37. The documents are protected from disclosure by the Work Product Privilege [Code of Civil Procedure 2018].

38. The documents are protected from disclosure by the Priest-Penitent Privilege [Evidence Code 1030 et seq.].

39. The documents are protected from disclosure by the Sexual Assault Victim-Counselor Privilege [Evidence Code 1035 et seq.].

40. The documents are protected from disclosure by the Right to Free Exercise of Religion as established by the First Amendment to the United States Constitution.

41. The documents are protected from disclosure by the Therapist-Patient Privilege [Evidence Code 1010 et seq.].

42. The documents are protected from disclosure by the Physician-Patient Privilege [Evidence Code 990 et seq.].

43. The documents are protected from disclosure by the California Confidentiality of Medical Information Act [Civil Code 56.20].

44. The documents are protected from disclosure by the Settlement Privilege [Evidence Code 1152].

45. The documents are protected from disclosure by the Mediation Privilege [California Constitution, Article I, Section 1, and Evidence Code 1115 et seq.].

46. The proposed order, in particular Footnote 6, constitutes an illegal modification by the court of the Settlement Agreement of which the Objecting Parties are third party beneficiaries, and to which they do not consent.
The Objecting Persons also submit that the court has a sua sponte duty to protect the documents from illegal disclosure, to assert privileges, and to prevent abuse of the court’s compulsory process as to all absent third persons described in those documents, and to provide notice of the procedure to the persons affected and parties that submitted the documents under discovery subpoenas

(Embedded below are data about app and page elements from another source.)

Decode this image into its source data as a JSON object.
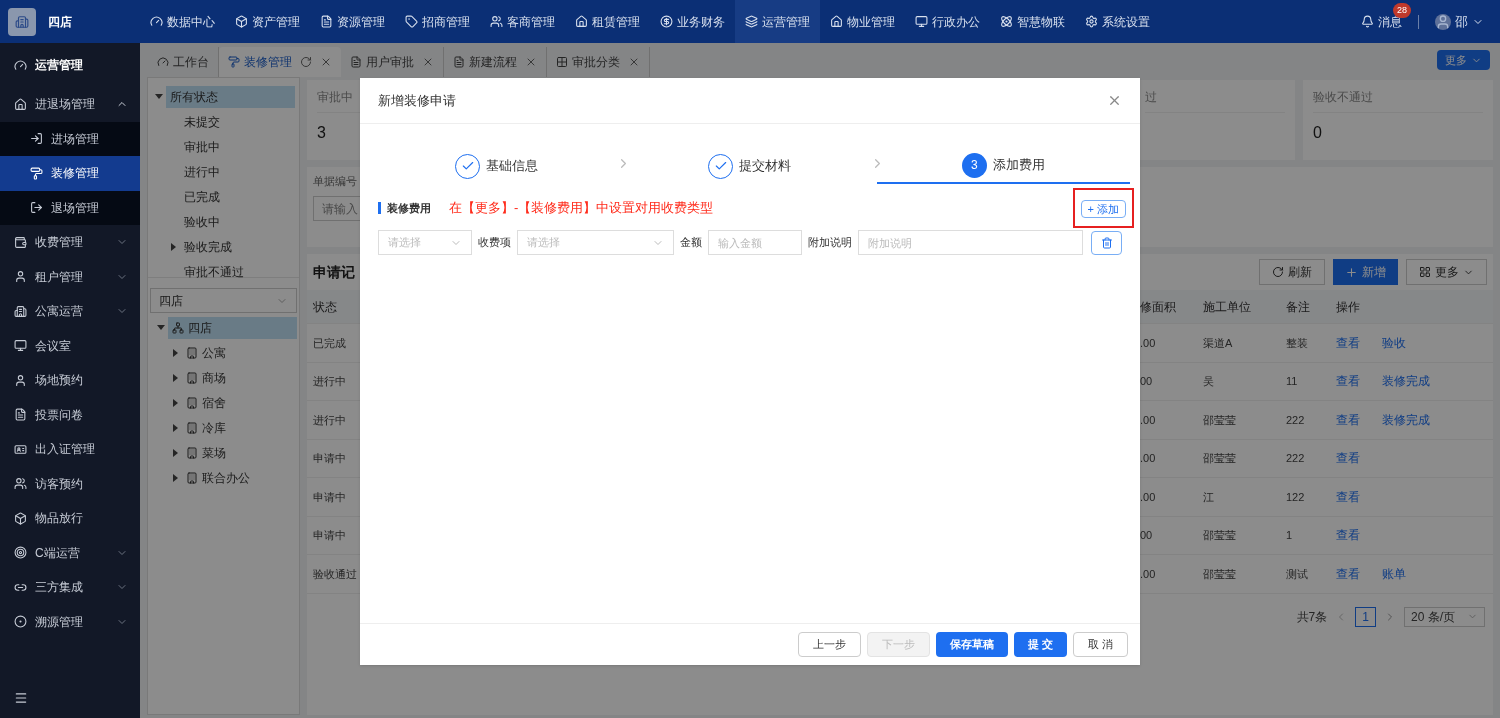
{
  "topbar": {
    "store": "四店",
    "nav": [
      {
        "label": "数据中心",
        "selected": false
      },
      {
        "label": "资产管理",
        "selected": false
      },
      {
        "label": "资源管理",
        "selected": false
      },
      {
        "label": "招商管理",
        "selected": false
      },
      {
        "label": "客商管理",
        "selected": false
      },
      {
        "label": "租赁管理",
        "selected": false
      },
      {
        "label": "业务财务",
        "selected": false
      },
      {
        "label": "运营管理",
        "selected": true
      },
      {
        "label": "物业管理",
        "selected": false
      },
      {
        "label": "行政办公",
        "selected": false
      },
      {
        "label": "智慧物联",
        "selected": false
      },
      {
        "label": "系统设置",
        "selected": false
      }
    ],
    "messages": {
      "label": "消息",
      "badge": "28"
    },
    "user": "邵"
  },
  "sidebar": {
    "title": "运营管理",
    "items": [
      {
        "label": "进退场管理",
        "kind": "group",
        "expanded": true,
        "children": [
          {
            "label": "进场管理",
            "selected": false
          },
          {
            "label": "装修管理",
            "selected": true
          },
          {
            "label": "退场管理",
            "selected": false
          }
        ]
      },
      {
        "label": "收费管理",
        "kind": "group",
        "expanded": false
      },
      {
        "label": "租户管理",
        "kind": "group",
        "expanded": false
      },
      {
        "label": "公寓运营",
        "kind": "group",
        "expanded": false
      },
      {
        "label": "会议室",
        "kind": "link"
      },
      {
        "label": "场地预约",
        "kind": "link"
      },
      {
        "label": "投票问卷",
        "kind": "link"
      },
      {
        "label": "出入证管理",
        "kind": "link"
      },
      {
        "label": "访客预约",
        "kind": "link"
      },
      {
        "label": "物品放行",
        "kind": "link"
      },
      {
        "label": "C端运营",
        "kind": "group",
        "expanded": false
      },
      {
        "label": "三方集成",
        "kind": "group",
        "expanded": false
      },
      {
        "label": "溯源管理",
        "kind": "group",
        "expanded": false
      }
    ]
  },
  "tabs": [
    {
      "label": "工作台",
      "selected": false,
      "closable": false
    },
    {
      "label": "装修管理",
      "selected": true,
      "closable": true
    },
    {
      "label": "用户审批",
      "selected": false,
      "closable": true
    },
    {
      "label": "新建流程",
      "selected": false,
      "closable": true
    },
    {
      "label": "审批分类",
      "selected": false,
      "closable": true
    }
  ],
  "tabs_more": "更多",
  "status_tree": [
    {
      "label": "所有状态",
      "selected": true,
      "expanded": true,
      "children": [
        {
          "label": "未提交",
          "selected": false
        },
        {
          "label": "审批中",
          "selected": false
        },
        {
          "label": "进行中",
          "selected": false
        },
        {
          "label": "已完成",
          "selected": false
        },
        {
          "label": "验收中",
          "selected": false
        },
        {
          "label": "验收完成",
          "selected": false,
          "expanded": false
        },
        {
          "label": "审批不通过",
          "selected": false
        }
      ]
    }
  ],
  "store_select": {
    "value": "四店"
  },
  "store_tree": [
    {
      "label": "四店",
      "selected": true,
      "expanded": true,
      "children": [
        {
          "label": "公寓",
          "selected": false,
          "expanded": false
        },
        {
          "label": "商场",
          "selected": false,
          "expanded": false
        },
        {
          "label": "宿舍",
          "selected": false,
          "expanded": false
        },
        {
          "label": "冷库",
          "selected": false,
          "expanded": false
        },
        {
          "label": "菜场",
          "selected": false,
          "expanded": false
        },
        {
          "label": "联合办公",
          "selected": false,
          "expanded": false
        }
      ]
    }
  ],
  "stats": [
    {
      "label": "审批中",
      "value": "3"
    },
    {
      "label": "过"
    },
    {
      "label": "验收不通过",
      "value": "0"
    }
  ],
  "search": {
    "label": "单据编号",
    "placeholder": "请输入"
  },
  "records": {
    "title": "申请记",
    "buttons": [
      {
        "label": "刷新",
        "kind": "refresh"
      },
      {
        "label": "新增",
        "kind": "add"
      },
      {
        "label": "更多",
        "kind": "more"
      }
    ],
    "columns": [
      "状态",
      "修面积",
      "施工单位",
      "备注",
      "操作"
    ],
    "rows": [
      {
        "status": "已完成",
        "area": ".00",
        "unit": "渠道A",
        "remark": "整装",
        "actions": [
          "查看",
          "验收"
        ]
      },
      {
        "status": "进行中",
        "area": "00",
        "unit": "吴",
        "remark": "11",
        "actions": [
          "查看",
          "装修完成"
        ]
      },
      {
        "status": "进行中",
        "area": ".00",
        "unit": "邵莹莹",
        "remark": "222",
        "actions": [
          "查看",
          "装修完成"
        ]
      },
      {
        "status": "申请中",
        "area": ".00",
        "unit": "邵莹莹",
        "remark": "222",
        "actions": [
          "查看"
        ]
      },
      {
        "status": "申请中",
        "area": ".00",
        "unit": "江",
        "remark": "122",
        "actions": [
          "查看"
        ]
      },
      {
        "status": "申请中",
        "area": "00",
        "unit": "邵莹莹",
        "remark": "1",
        "actions": [
          "查看"
        ]
      },
      {
        "status": "验收通过",
        "area": ".00",
        "unit": "邵莹莹",
        "remark": "测试",
        "actions": [
          "查看",
          "账单"
        ]
      }
    ],
    "pagination": {
      "total": "共7条",
      "page": "1",
      "page_size": "20 条/页"
    }
  },
  "dialog": {
    "title": "新增装修申请",
    "steps": [
      {
        "label": "基础信息",
        "kind": "done"
      },
      {
        "label": "提交材料",
        "kind": "done"
      },
      {
        "label": "添加费用",
        "number": "3",
        "kind": "active"
      }
    ],
    "section": "装修费用",
    "note": "在【更多】-【装修费用】中设置对用收费类型",
    "add_button": {
      "label": "+ 添加",
      "highlighted": true
    },
    "fee_row": {
      "type_placeholder": "请选择",
      "item_label": "收费项",
      "item_placeholder": "请选择",
      "amount_label": "金额",
      "amount_placeholder": "输入金额",
      "remark_label": "附加说明",
      "remark_placeholder": "附加说明"
    },
    "footer": [
      {
        "label": "上一步",
        "kind": "default",
        "disabled": false
      },
      {
        "label": "下一步",
        "kind": "default",
        "disabled": true
      },
      {
        "label": "保存草稿",
        "kind": "primary",
        "disabled": false
      },
      {
        "label": "提 交",
        "kind": "primary",
        "disabled": false
      },
      {
        "label": "取 消",
        "kind": "default",
        "disabled": false
      }
    ]
  }
}
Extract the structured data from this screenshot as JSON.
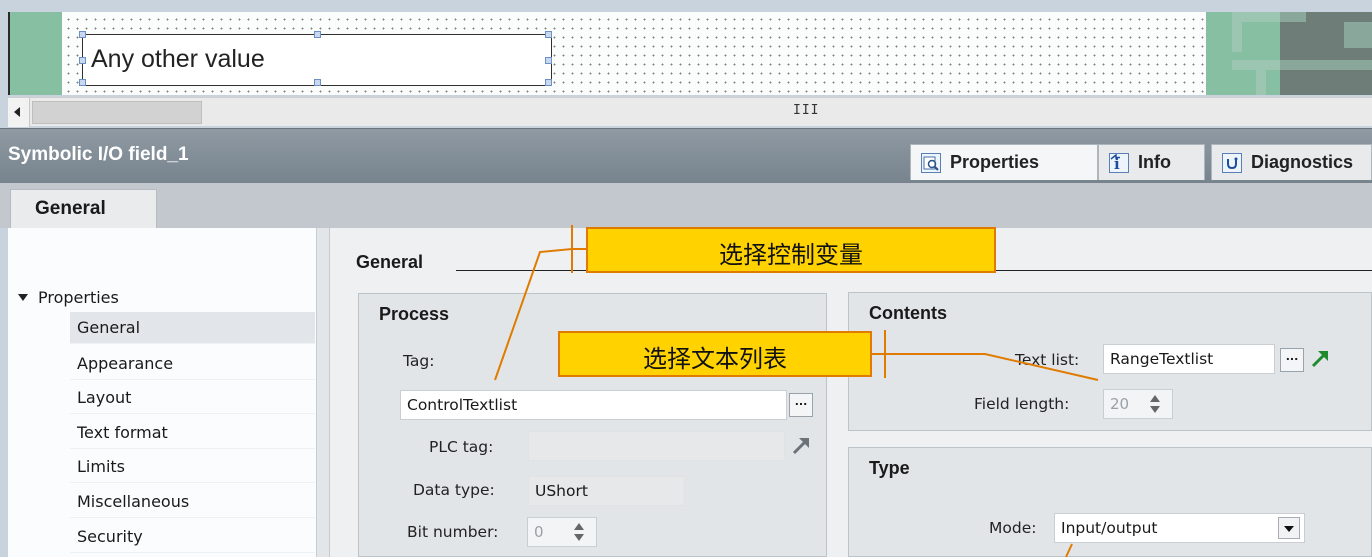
{
  "canvas": {
    "io_field_text": "Any other value"
  },
  "scrollbar": {
    "grip": "III"
  },
  "inspector": {
    "title": "Symbolic I/O field_1",
    "tabs": [
      {
        "label": "Properties",
        "icon": "properties-icon"
      },
      {
        "label": "Info",
        "icon": "info-icon"
      },
      {
        "label": "Diagnostics",
        "icon": "diagnostics-icon"
      }
    ]
  },
  "subtab": {
    "label": "General"
  },
  "nav": {
    "header": "Properties",
    "items": [
      {
        "label": "General",
        "selected": true
      },
      {
        "label": "Appearance"
      },
      {
        "label": "Layout"
      },
      {
        "label": "Text format"
      },
      {
        "label": "Limits"
      },
      {
        "label": "Miscellaneous"
      },
      {
        "label": "Security"
      }
    ]
  },
  "main": {
    "heading": "General",
    "process": {
      "title": "Process",
      "tag_label": "Tag:",
      "tag_value": "ControlTextlist",
      "ellipsis": "...",
      "plc_tag_label": "PLC tag:",
      "plc_tag_value": "",
      "data_type_label": "Data type:",
      "data_type_value": "UShort",
      "bit_number_label": "Bit number:",
      "bit_number_value": "0"
    },
    "contents": {
      "title": "Contents",
      "text_list_label": "Text list:",
      "text_list_value": "RangeTextlist",
      "ellipsis": "...",
      "field_length_label": "Field length:",
      "field_length_value": "20"
    },
    "type": {
      "title": "Type",
      "mode_label": "Mode:",
      "mode_value": "Input/output"
    }
  },
  "callouts": {
    "tag": "选择控制变量",
    "text_list": "选择文本列表"
  },
  "colors": {
    "callout_fill": "#ffd200",
    "callout_border": "#e07b00",
    "canvas_green": "#87bfa3",
    "inspector_bar": "#838e97",
    "goto_arrow": "#1f8a2e"
  }
}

26 November 2008 Respectfully submitted,

Attorney for Objecting Persons

Posted by Kay Ebeling, Producer, City of Angels